“This could be the most be the beautiful thing that could ever happened to me. These kids ned someone to look out for them. They need a guardian angel.” (David Wosniak (Vince Vaughn), The Delivery Man).
Vaughn & the kids.
Here, unlike the aforementioned dramedies, the lead character starts out as a likeable and engaging presence. Unfortunately, his journey becomes increasingly ridiculous and bombastic up until its sweet denouement. David’s questionable antics turn him from a humanistic man-child to a well-meaning stalker. With each baffling twist and turn, the movie steadily loses its dry wit and quaint tone. Despite the overt cheesiness, the dramatic moments elevate this otherwise forgettable remake. Despite the bizarre situation, David’s motivations make for Delivery Man‘s most touching sequences. David, taking care of a young Down syndrome sufferer, becomes a good samaritan. These wordless scenes lend heart and intelligence to this wacky dramedy. Despite its charming sheen, the hit-and-miss humour restrains it. Vaughn’s sarcastic veneer elevates the derivative one-liners and ludicrous slapstick gags. His situation, illustrated by Vaughn’s zany facial expressions and enthusiasm, is made whole by Scott’s kinetic and enlightening comedic timing. As an improv vs. staged gag Hollywood comedy (like most nowadays), the pithy dialogue far outweighs the repetitive physical hijinks. Vaughn is, yet again, playing himself. Despite his overt charisma and rat-tat-tat delivery, he’s embodying yet another spoiled and down-trodden man-child.

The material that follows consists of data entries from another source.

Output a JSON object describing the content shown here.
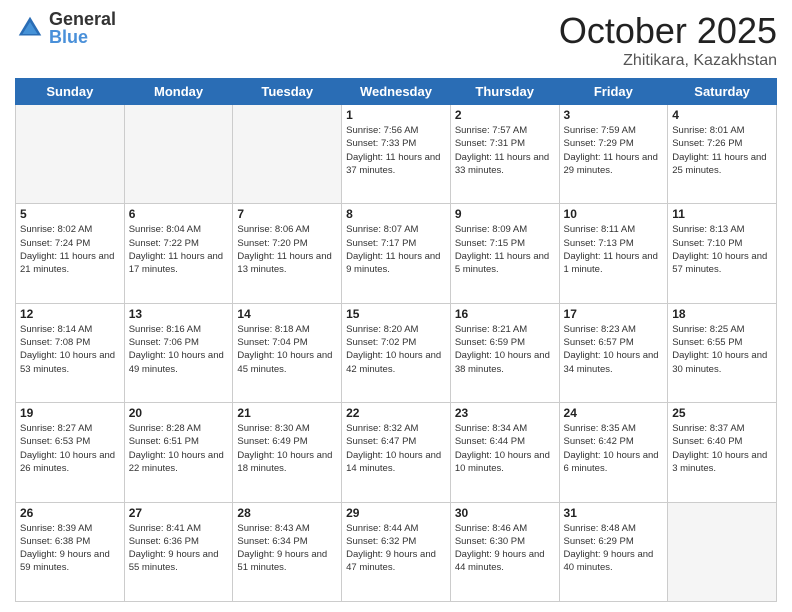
{
  "header": {
    "logo_line1": "General",
    "logo_line2": "Blue",
    "month": "October 2025",
    "location": "Zhitikara, Kazakhstan"
  },
  "days_of_week": [
    "Sunday",
    "Monday",
    "Tuesday",
    "Wednesday",
    "Thursday",
    "Friday",
    "Saturday"
  ],
  "weeks": [
    [
      {
        "day": "",
        "sunrise": "",
        "sunset": "",
        "daylight": ""
      },
      {
        "day": "",
        "sunrise": "",
        "sunset": "",
        "daylight": ""
      },
      {
        "day": "",
        "sunrise": "",
        "sunset": "",
        "daylight": ""
      },
      {
        "day": "1",
        "sunrise": "Sunrise: 7:56 AM",
        "sunset": "Sunset: 7:33 PM",
        "daylight": "Daylight: 11 hours and 37 minutes."
      },
      {
        "day": "2",
        "sunrise": "Sunrise: 7:57 AM",
        "sunset": "Sunset: 7:31 PM",
        "daylight": "Daylight: 11 hours and 33 minutes."
      },
      {
        "day": "3",
        "sunrise": "Sunrise: 7:59 AM",
        "sunset": "Sunset: 7:29 PM",
        "daylight": "Daylight: 11 hours and 29 minutes."
      },
      {
        "day": "4",
        "sunrise": "Sunrise: 8:01 AM",
        "sunset": "Sunset: 7:26 PM",
        "daylight": "Daylight: 11 hours and 25 minutes."
      }
    ],
    [
      {
        "day": "5",
        "sunrise": "Sunrise: 8:02 AM",
        "sunset": "Sunset: 7:24 PM",
        "daylight": "Daylight: 11 hours and 21 minutes."
      },
      {
        "day": "6",
        "sunrise": "Sunrise: 8:04 AM",
        "sunset": "Sunset: 7:22 PM",
        "daylight": "Daylight: 11 hours and 17 minutes."
      },
      {
        "day": "7",
        "sunrise": "Sunrise: 8:06 AM",
        "sunset": "Sunset: 7:20 PM",
        "daylight": "Daylight: 11 hours and 13 minutes."
      },
      {
        "day": "8",
        "sunrise": "Sunrise: 8:07 AM",
        "sunset": "Sunset: 7:17 PM",
        "daylight": "Daylight: 11 hours and 9 minutes."
      },
      {
        "day": "9",
        "sunrise": "Sunrise: 8:09 AM",
        "sunset": "Sunset: 7:15 PM",
        "daylight": "Daylight: 11 hours and 5 minutes."
      },
      {
        "day": "10",
        "sunrise": "Sunrise: 8:11 AM",
        "sunset": "Sunset: 7:13 PM",
        "daylight": "Daylight: 11 hours and 1 minute."
      },
      {
        "day": "11",
        "sunrise": "Sunrise: 8:13 AM",
        "sunset": "Sunset: 7:10 PM",
        "daylight": "Daylight: 10 hours and 57 minutes."
      }
    ],
    [
      {
        "day": "12",
        "sunrise": "Sunrise: 8:14 AM",
        "sunset": "Sunset: 7:08 PM",
        "daylight": "Daylight: 10 hours and 53 minutes."
      },
      {
        "day": "13",
        "sunrise": "Sunrise: 8:16 AM",
        "sunset": "Sunset: 7:06 PM",
        "daylight": "Daylight: 10 hours and 49 minutes."
      },
      {
        "day": "14",
        "sunrise": "Sunrise: 8:18 AM",
        "sunset": "Sunset: 7:04 PM",
        "daylight": "Daylight: 10 hours and 45 minutes."
      },
      {
        "day": "15",
        "sunrise": "Sunrise: 8:20 AM",
        "sunset": "Sunset: 7:02 PM",
        "daylight": "Daylight: 10 hours and 42 minutes."
      },
      {
        "day": "16",
        "sunrise": "Sunrise: 8:21 AM",
        "sunset": "Sunset: 6:59 PM",
        "daylight": "Daylight: 10 hours and 38 minutes."
      },
      {
        "day": "17",
        "sunrise": "Sunrise: 8:23 AM",
        "sunset": "Sunset: 6:57 PM",
        "daylight": "Daylight: 10 hours and 34 minutes."
      },
      {
        "day": "18",
        "sunrise": "Sunrise: 8:25 AM",
        "sunset": "Sunset: 6:55 PM",
        "daylight": "Daylight: 10 hours and 30 minutes."
      }
    ],
    [
      {
        "day": "19",
        "sunrise": "Sunrise: 8:27 AM",
        "sunset": "Sunset: 6:53 PM",
        "daylight": "Daylight: 10 hours and 26 minutes."
      },
      {
        "day": "20",
        "sunrise": "Sunrise: 8:28 AM",
        "sunset": "Sunset: 6:51 PM",
        "daylight": "Daylight: 10 hours and 22 minutes."
      },
      {
        "day": "21",
        "sunrise": "Sunrise: 8:30 AM",
        "sunset": "Sunset: 6:49 PM",
        "daylight": "Daylight: 10 hours and 18 minutes."
      },
      {
        "day": "22",
        "sunrise": "Sunrise: 8:32 AM",
        "sunset": "Sunset: 6:47 PM",
        "daylight": "Daylight: 10 hours and 14 minutes."
      },
      {
        "day": "23",
        "sunrise": "Sunrise: 8:34 AM",
        "sunset": "Sunset: 6:44 PM",
        "daylight": "Daylight: 10 hours and 10 minutes."
      },
      {
        "day": "24",
        "sunrise": "Sunrise: 8:35 AM",
        "sunset": "Sunset: 6:42 PM",
        "daylight": "Daylight: 10 hours and 6 minutes."
      },
      {
        "day": "25",
        "sunrise": "Sunrise: 8:37 AM",
        "sunset": "Sunset: 6:40 PM",
        "daylight": "Daylight: 10 hours and 3 minutes."
      }
    ],
    [
      {
        "day": "26",
        "sunrise": "Sunrise: 8:39 AM",
        "sunset": "Sunset: 6:38 PM",
        "daylight": "Daylight: 9 hours and 59 minutes."
      },
      {
        "day": "27",
        "sunrise": "Sunrise: 8:41 AM",
        "sunset": "Sunset: 6:36 PM",
        "daylight": "Daylight: 9 hours and 55 minutes."
      },
      {
        "day": "28",
        "sunrise": "Sunrise: 8:43 AM",
        "sunset": "Sunset: 6:34 PM",
        "daylight": "Daylight: 9 hours and 51 minutes."
      },
      {
        "day": "29",
        "sunrise": "Sunrise: 8:44 AM",
        "sunset": "Sunset: 6:32 PM",
        "daylight": "Daylight: 9 hours and 47 minutes."
      },
      {
        "day": "30",
        "sunrise": "Sunrise: 8:46 AM",
        "sunset": "Sunset: 6:30 PM",
        "daylight": "Daylight: 9 hours and 44 minutes."
      },
      {
        "day": "31",
        "sunrise": "Sunrise: 8:48 AM",
        "sunset": "Sunset: 6:29 PM",
        "daylight": "Daylight: 9 hours and 40 minutes."
      },
      {
        "day": "",
        "sunrise": "",
        "sunset": "",
        "daylight": ""
      }
    ]
  ]
}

Learning important life lessons whilst maturing into a responsible individual, Vaughn can play this role in his sleep. Thankfully, the supporting characters save certain scenes. Pratt excels as David’s goofy and unprofessional lawyer. His magnetic screen presence, made whole via Parks and Recreation, boosts this sympathetic and engaging foil. Smulders, known for How I Met your Mother and The Avengers, provides an enjoyable performance as David’s better half.
Despite the obvious issues, Delivery Man is a well-intentioned and charming holiday hit. Vaughn – despite his poor run of comedies including The Dilemma, The Watch, and The Internship – elevates the conventional material. This remake, though unnecessary, becomes a refreshing and comforting flick out-matching most modern Hollywood comedies.